Keir Starmer passes his first major credibility test with the Jewish community
Jun 26, 2020 | Ariel Zohar
Keir Starmer, the new UK Labour leader who took over from Jeremy Corbyn in April, has acted in stark contrast with his predecessor by swiftly dumping Shadow Education Secretary Rebecca Long-Bailey from his shadow cabinet after she shared allegedly antisemitic material on Twitter.
Long-Bailey shared a tweet praising an interview with actor Maxine Peake, where Peake shared the conspiracy theory connecting the choking death of George Floyd to alleged training of US police by Israeli law enforcement. Israel has issued emphatic denials, as have police officers involved in exchange programs with Israel, and these denials have been confirmed by Amnesty International.
“Allegations that US police were taught tactics of ‘neck kneeling’ by Israeli secret services is not something we’ve ever reported and the article in question has rightly been amended to acknowledge that,” an Amnesty spokesperson told The Guardian.
This is important because biased Amnesty International articles and reports attacking US-Israeli police cooperation have long been cited as a key source by those making conspiratorial allegations that Israel is somehow responsible for US police brutality.
(For more information on how anti-Israel activists are attempting to hijack the anger at Floyd’s murder into baseless attacks on Israel and Jews, see AIJAC’s Ahron Shapiro piece in the upcoming July edition of the Australia-Israel Review.)
Long-Bailey, affectionately referred to as RLB by her supporters, was effectively the spiritual successor to Corbyn and had the backing of Corbyn’s left-wing factional group Momentum in the leadership contest against Starmer. She ultimately placed second.
Praise for Starmer – as well as antisemitic brickbats
Starmer positioned himself as the unity candidate, bringing together the party’s left and right to build consensus on a way forward after UK Labour’s landslide defeat in the general election against Boris Johnson.
Starmer’s quick action in the Long-Bailey case won him praise from the Board of Deputies of British Jews. The move was also strongly supported by many Labour MPs and the British Jewish Labour Movement, which welcomed the decision.
At the same time, Starmer was the subject of a vicious attack on social media by elements on the British left accusing him of being in the pay of Zionists and Jews.
In an interview in The Guardian prior to his election as Labour leader, Starmer was asked if he would be willing to take decisions unpopular with the party membership.

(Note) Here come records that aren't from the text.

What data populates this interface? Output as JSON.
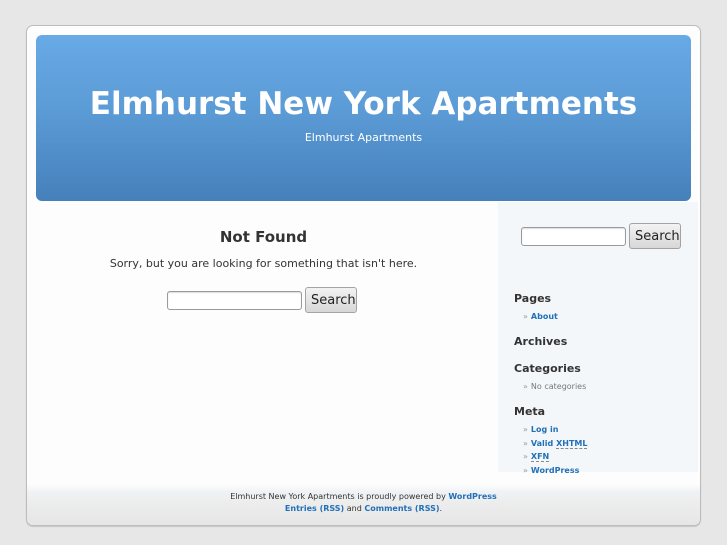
{
  "header": {
    "title": "Elmhurst New York Apartments",
    "description": "Elmhurst Apartments"
  },
  "content": {
    "heading": "Not Found",
    "message": "Sorry, but you are looking for something that isn't here.",
    "search": {
      "value": "",
      "button_label": "Search"
    }
  },
  "sidebar": {
    "search": {
      "value": "",
      "button_label": "Search"
    },
    "widgets": {
      "pages": {
        "title": "Pages",
        "items": [
          "About"
        ]
      },
      "archives": {
        "title": "Archives"
      },
      "categories": {
        "title": "Categories",
        "items": [
          "No categories"
        ]
      },
      "meta": {
        "title": "Meta",
        "login": "Log in",
        "valid_prefix": "Valid",
        "valid_abbr": "XHTML",
        "xfn": "XFN",
        "wordpress": "WordPress"
      }
    },
    "bullet": "»"
  },
  "footer": {
    "line1_text": "Elmhurst New York Apartments is proudly powered by",
    "line1_link": "WordPress",
    "entries_link": "Entries (RSS)",
    "and": "and",
    "comments_link": "Comments (RSS)",
    "period": "."
  },
  "colors": {
    "link": "#2170b8",
    "header_top": "#68aae6",
    "header_bottom": "#4680bb",
    "sidebar_bg": "#f4f7fa",
    "page_bg": "#e7e7e7"
  }
}
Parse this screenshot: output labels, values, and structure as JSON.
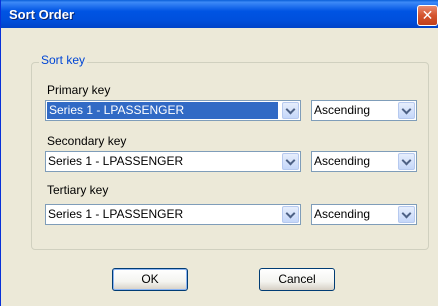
{
  "window": {
    "title": "Sort Order"
  },
  "group": {
    "legend": "Sort key"
  },
  "keys": [
    {
      "label": "Primary key",
      "field": "Series 1 - LPASSENGER",
      "order": "Ascending"
    },
    {
      "label": "Secondary key",
      "field": "Series 1 - LPASSENGER",
      "order": "Ascending"
    },
    {
      "label": "Tertiary key",
      "field": "Series 1 - LPASSENGER",
      "order": "Ascending"
    }
  ],
  "buttons": {
    "ok": "OK",
    "cancel": "Cancel"
  },
  "icons": {
    "close": "close-icon",
    "dropdown": "chevron-down-icon"
  },
  "colors": {
    "titlebar": "#0054e3",
    "selection": "#316ac5",
    "legend": "#0046d5"
  }
}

“Of course there have got to be difficult decisions,” he said. “I’m not going to shy away from those difficult decisions, and we’ll confront each of them as they arise”.
In contrast to Corbyn – who repeatedly refused to engage with the Jewish community on stamping out antisemitism in the British Labour Party – Starmer signed up to the Board of Deputy of British Jews’ 10 pledges to tackle antisemitism in January.
“The handling of antisemitism [in Labour] has been completely unacceptable. It has caused deep distress for the Jewish community, which we must all accept responsibility for and apologise,” Starmer said at the time.
Since his election as party leader, Starmer and his deputy leader Angela Rayner, have spent many meetings and Zoom calls listening to the concerns of mainstream British Jewry, and promising to implement reforms. His timely sacking of Long-Bailey, without hesitation or equivocation, will likely go a long way toward testifying to the genuineness of his commitment on those front.